‘That ’70s Show’ and the Midwestern foible
To be from the upper Midwest is to be in a kind of bemused purgatory. Everything you say sounds like a question. People wonder if you’re Canadian, unless of course you’re also from up north, because then you know how real Canadians sound. Boredom is a state of mind you’ve never left.
“That ’70s Show” is one of the best representations of Midwestern life ever aired on primetime television. Even the title operates a joke wherein, like the Midwest, it is not specific enough to convey something of significance, capturing the dismissive mirth that peppers our sense of humor. And out of its eight seasons, no episode captures our region’s sentiments, legends and troubled relationship with our northern neighbor as well as the 23rd episode of the third season, “Canadian Road Trip.”
Firstly, a brief apology to all Canadians — the Midwest only jests. Contrary to the numerous jokes made at your expense, we find you Canadians quaint and charming. We are sorry though, and we want you to know that if we were not already the laughing stock of the continental United States, we would probably go much easier on you. We simply adore you — your beavers, your maple syrup, your Inukshuks and Tim Hortons. We wouldn’t have you any other way, Canada. But I digress.
In the infamous episode, Eric (Topher Grace, “BlacKkKlansman”) and the rest of his gaggle of guys head to Canada for beer. A seemingly simple task until Fez (Wilmer Valderrama, “NCIS”), a foreign exchange student, misplaces his green card. The guys attempt to smuggle him back across the border, to no avail. Before they know it, they have been turned over to the Mounties.
As an upper Midwesterner, a trip to Canada is commonplace. I’ve crossed the St. Clair and Detroit, I’ve seen the hinterlands, yet everytime I’m faced with the same nasally clipped question: “What’s your business in Canada, eh?” Each of my experiences at the border have mirrored the experiences of Eric Forman and his friends — Mounties, drunk with power and holding baseless suspicions against Americans, making even the simplest checkpoint a production.
In fact the episode would be incomplete without the Mounties, who just as sternly in their encounters with me, grill Eric, Michael and Hyde on their attempt to smuggle Fez back into America. The entire exchange the guys have with the Mounties is accurate, the boys treating him as indifferently as someone your age attempting to assert an elder’s dominance over you.
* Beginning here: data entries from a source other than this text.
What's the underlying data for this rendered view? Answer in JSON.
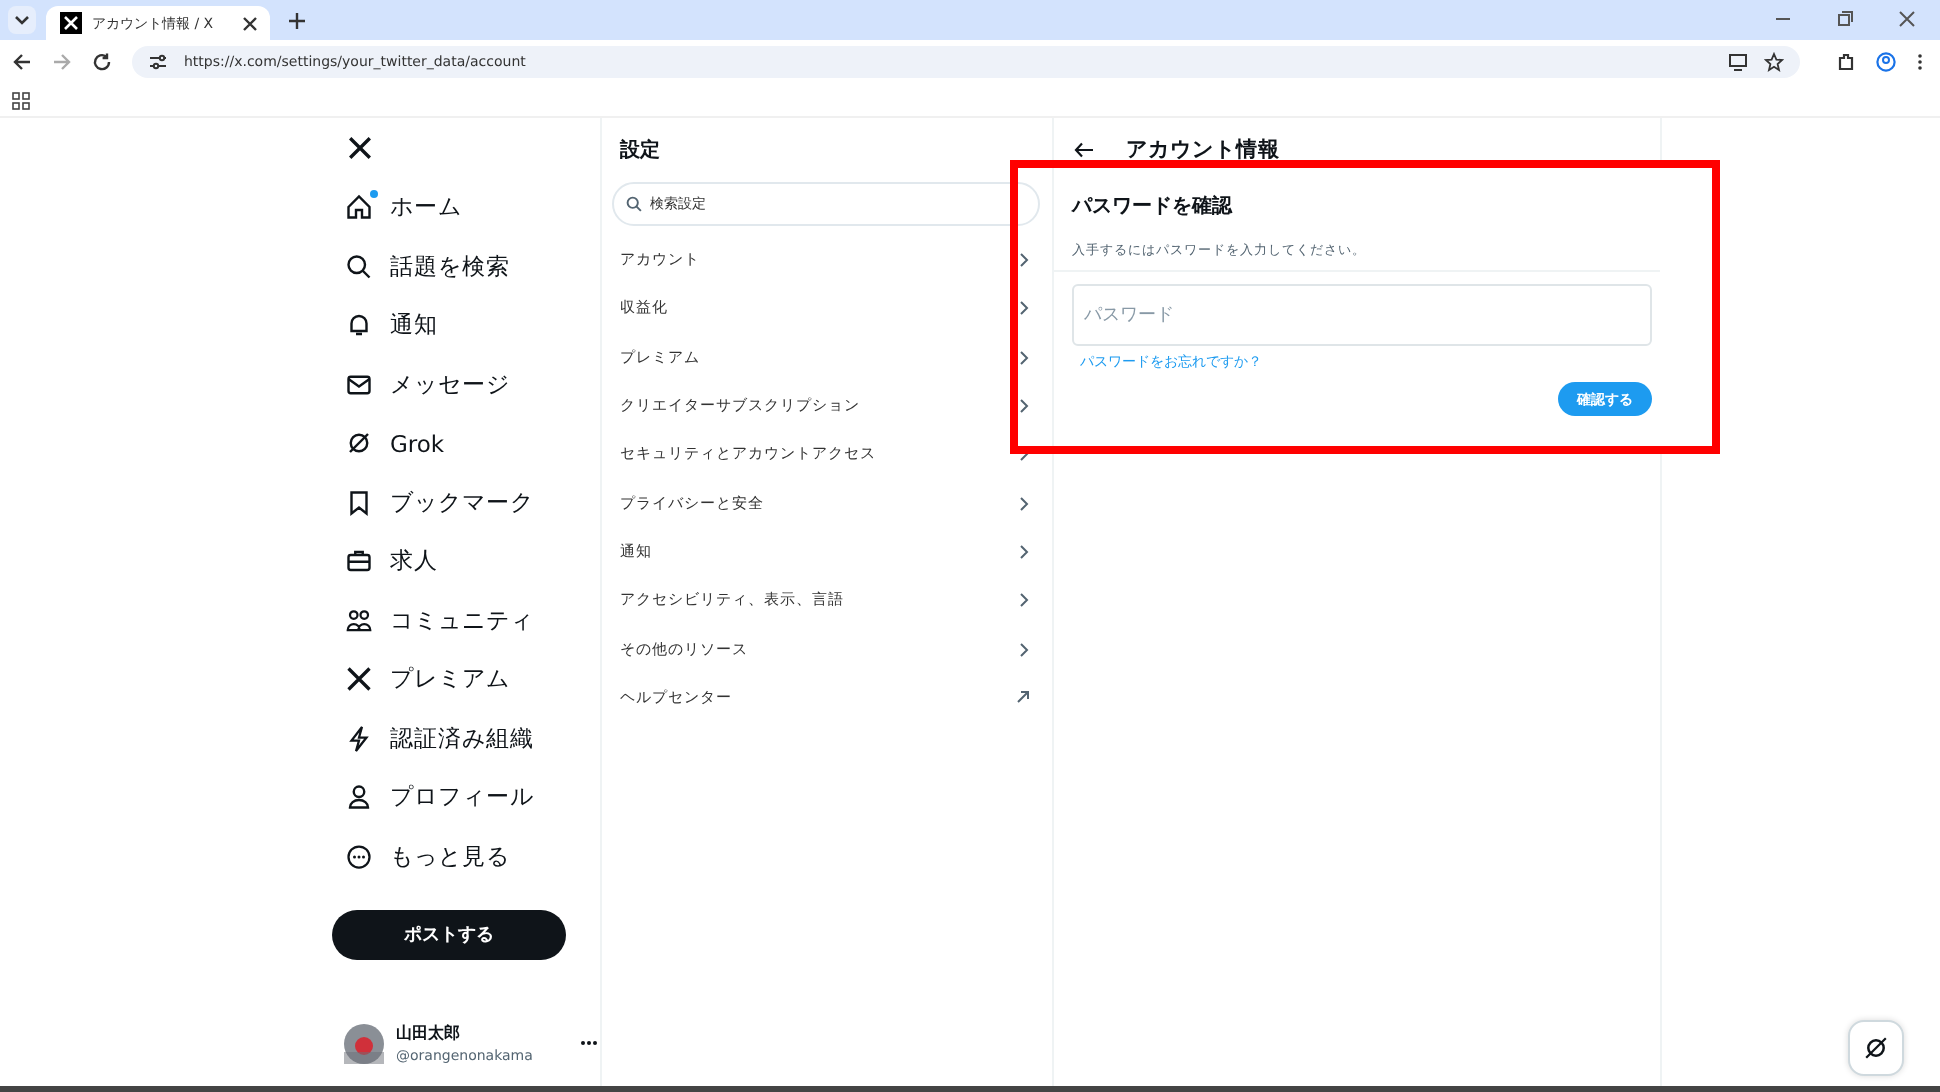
{
  "browser": {
    "tab": {
      "title": "アカウント情報 / X"
    },
    "url": "https://x.com/settings/your_twitter_data/account"
  },
  "nav": {
    "items": [
      {
        "label": "ホーム",
        "notification_dot": true
      },
      {
        "label": "話題を検索",
        "notification_dot": false
      },
      {
        "label": "通知",
        "notification_dot": false
      },
      {
        "label": "メッセージ",
        "notification_dot": false
      },
      {
        "label": "Grok",
        "notification_dot": false
      },
      {
        "label": "ブックマーク",
        "notification_dot": false
      },
      {
        "label": "求人",
        "notification_dot": false
      },
      {
        "label": "コミュニティ",
        "notification_dot": false
      },
      {
        "label": "プレミアム",
        "notification_dot": false
      },
      {
        "label": "認証済み組織",
        "notification_dot": false
      },
      {
        "label": "プロフィール",
        "notification_dot": false
      },
      {
        "label": "もっと見る",
        "notification_dot": false
      }
    ],
    "post_button": "ポストする",
    "account": {
      "name": "山田太郎",
      "handle": "@orangenonakama"
    }
  },
  "settings": {
    "title": "設定",
    "search": {
      "placeholder": "検索設定"
    },
    "items": [
      {
        "label": "アカウント",
        "kind": "chevron"
      },
      {
        "label": "収益化",
        "kind": "chevron"
      },
      {
        "label": "プレミアム",
        "kind": "chevron"
      },
      {
        "label": "クリエイターサブスクリプション",
        "kind": "chevron"
      },
      {
        "label": "セキュリティとアカウントアクセス",
        "kind": "chevron"
      },
      {
        "label": "プライバシーと安全",
        "kind": "chevron"
      },
      {
        "label": "通知",
        "kind": "chevron"
      },
      {
        "label": "アクセシビリティ、表示、言語",
        "kind": "chevron"
      },
      {
        "label": "その他のリソース",
        "kind": "chevron"
      },
      {
        "label": "ヘルプセンター",
        "kind": "external"
      }
    ]
  },
  "detail": {
    "title": "アカウント情報"
  },
  "dialog": {
    "title": "パスワードを確認",
    "description": "入手するにはパスワードを入力してください。",
    "password": {
      "placeholder": "パスワード"
    },
    "forgot_link": "パスワードをお忘れですか？",
    "confirm_button": "確認する"
  }
}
It’s the dumb tension of the Canadian border — in turn for our uniquely Midwestern impertinence towards everything Canadian, the Canadians only double down on their protections of their country. It is the perfect recreation of this tension that makes the episode so enjoyable to watch time and time again.
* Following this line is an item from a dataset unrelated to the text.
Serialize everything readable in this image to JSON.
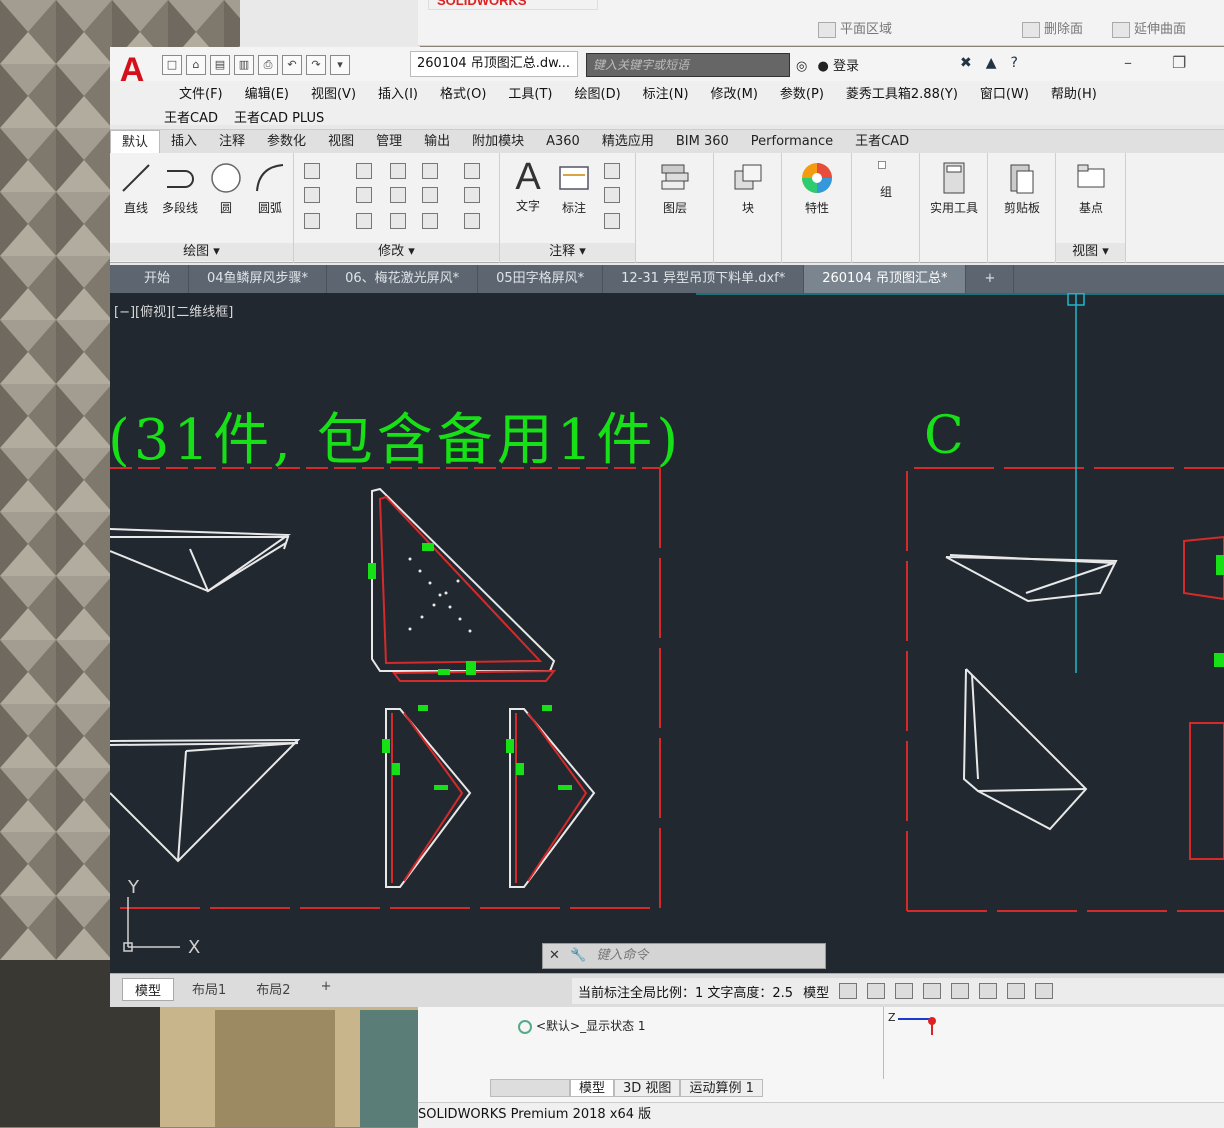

Which brings attention to why these young rapscallions were in Canada to begin with. It can be summarized in the three profound words shouted by Michael Kelso (Ashton Kutcher, “The Ranch”): “Wooh! Canada! Beer!” If you are from the upper Midwest, since turning 19 you have likely been on at least one trip to Canada with the explicit purpose of attaining Canadian beer. It’s a rite of passage, separating the young from the wise, only further proving the portrayal of Midwestern life in “That ’70s Show.”
Between the guys being detained and interrogated by Canadians, the side plots center around Jackie (Mila Kunis, “Friends With Benefits”) nearly being conned by a fake modeling agent and Red (Kurtwood Smith, “RoboCop”) trying and abysmally failing to record “Roots” on VCR. To an outsider, these subplots may appear insignificant, yet both feel exemplary of the overzealousness of Midwesterners — isolated from cultural and social epicenters — grasping at a chance to feel “in.”
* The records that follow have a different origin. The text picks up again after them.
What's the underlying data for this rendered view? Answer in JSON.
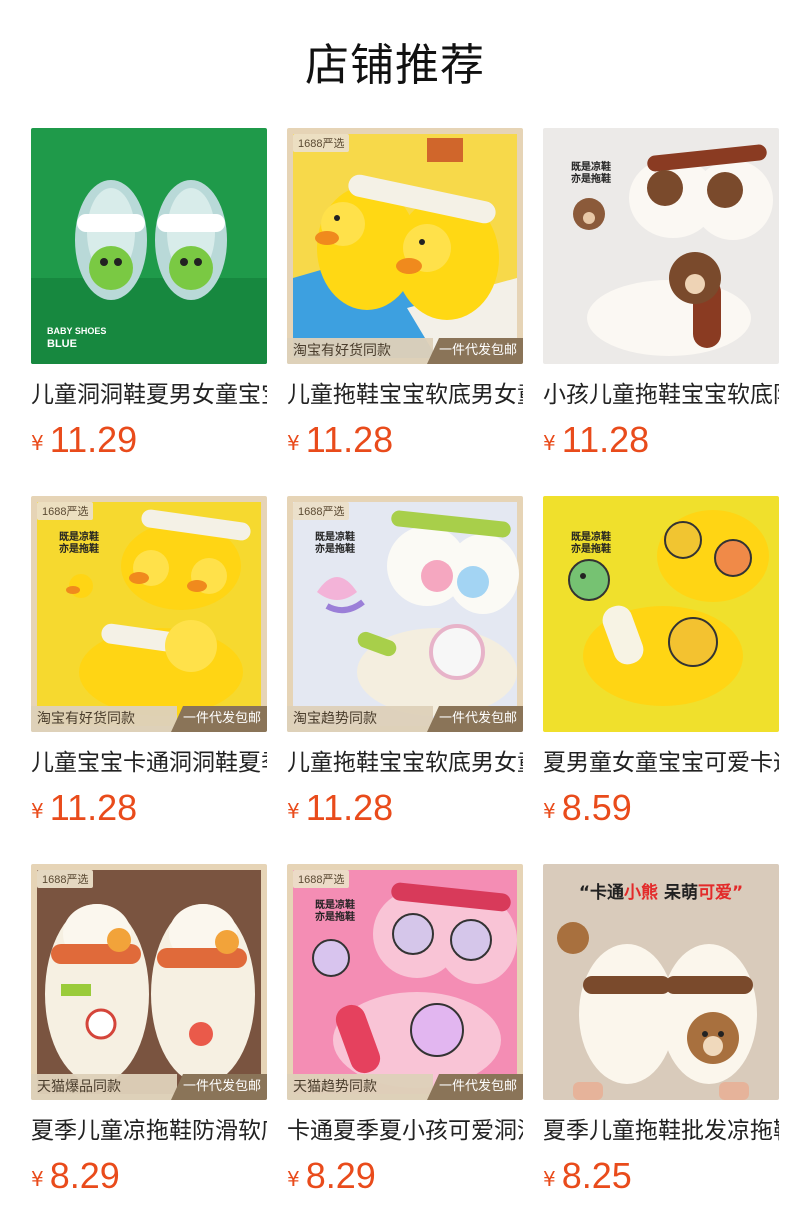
{
  "page": {
    "title": "店铺推荐"
  },
  "products": [
    {
      "title": "儿童洞洞鞋夏男女童宝宝软底",
      "currency": "¥",
      "price": "11.29",
      "image": {
        "theme": "green",
        "label_line1": "BABY SHOES",
        "label_line2": "BLUE"
      }
    },
    {
      "title": "儿童拖鞋宝宝软底男女童防滑",
      "currency": "¥",
      "price": "11.28",
      "image": {
        "theme": "yellow-duck",
        "badge_top": "1688严选",
        "band_left": "淘宝有好货同款",
        "band_right": "一件代发包邮"
      }
    },
    {
      "title": "小孩儿童拖鞋宝宝软底防滑",
      "currency": "¥",
      "price": "11.28",
      "image": {
        "theme": "bear-grey",
        "sticker_line1": "既是凉鞋",
        "sticker_line2": "亦是拖鞋"
      }
    },
    {
      "title": "儿童宝宝卡通洞洞鞋夏季",
      "currency": "¥",
      "price": "11.28",
      "image": {
        "theme": "yellow-duck-2",
        "badge_top": "1688严选",
        "sticker_line1": "既是凉鞋",
        "sticker_line2": "亦是拖鞋",
        "band_left": "淘宝有好货同款",
        "band_right": "一件代发包邮"
      }
    },
    {
      "title": "儿童拖鞋宝宝软底男女童",
      "currency": "¥",
      "price": "11.28",
      "image": {
        "theme": "unicorn",
        "badge_top": "1688严选",
        "sticker_line1": "既是凉鞋",
        "sticker_line2": "亦是拖鞋",
        "band_left": "淘宝趋势同款",
        "band_right": "一件代发包邮"
      }
    },
    {
      "title": "夏男童女童宝宝可爱卡通",
      "currency": "¥",
      "price": "8.59",
      "image": {
        "theme": "dino-yellow",
        "sticker_line1": "既是凉鞋",
        "sticker_line2": "亦是拖鞋"
      }
    },
    {
      "title": "夏季儿童凉拖鞋防滑软底",
      "currency": "¥",
      "price": "8.29",
      "image": {
        "theme": "astronaut",
        "badge_top": "1688严选",
        "band_left": "天猫爆品同款",
        "band_right": "一件代发包邮"
      }
    },
    {
      "title": "卡通夏季夏小孩可爱洞洞鞋",
      "currency": "¥",
      "price": "8.29",
      "image": {
        "theme": "pink",
        "badge_top": "1688严选",
        "sticker_line1": "既是凉鞋",
        "sticker_line2": "亦是拖鞋",
        "band_left": "天猫趋势同款",
        "band_right": "一件代发包邮"
      }
    },
    {
      "title": "夏季儿童拖鞋批发凉拖鞋",
      "currency": "¥",
      "price": "8.25",
      "image": {
        "theme": "bear-cream",
        "headline_a": "“卡通",
        "headline_b": "小熊",
        "headline_c": " 呆萌",
        "headline_d": "可爱”"
      }
    }
  ]
}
Yes, Canada, we think you’re funny. We treat you like a little brother whom we do not, in any way, take seriously. But we also love you. And “That ’70s Show”’s “Canadian Road Trip” episode chronicles not only this cultural phenomenon, but also what it means to be a kid from the Midwest. It’s the boredom and the suburbs. It’s traveling to Canada for beer, only for it to go horribly wrong. It’s our hatred for, yet undeniable similarities with, our dear northern neighbor. It’s minor excitability. It’s home.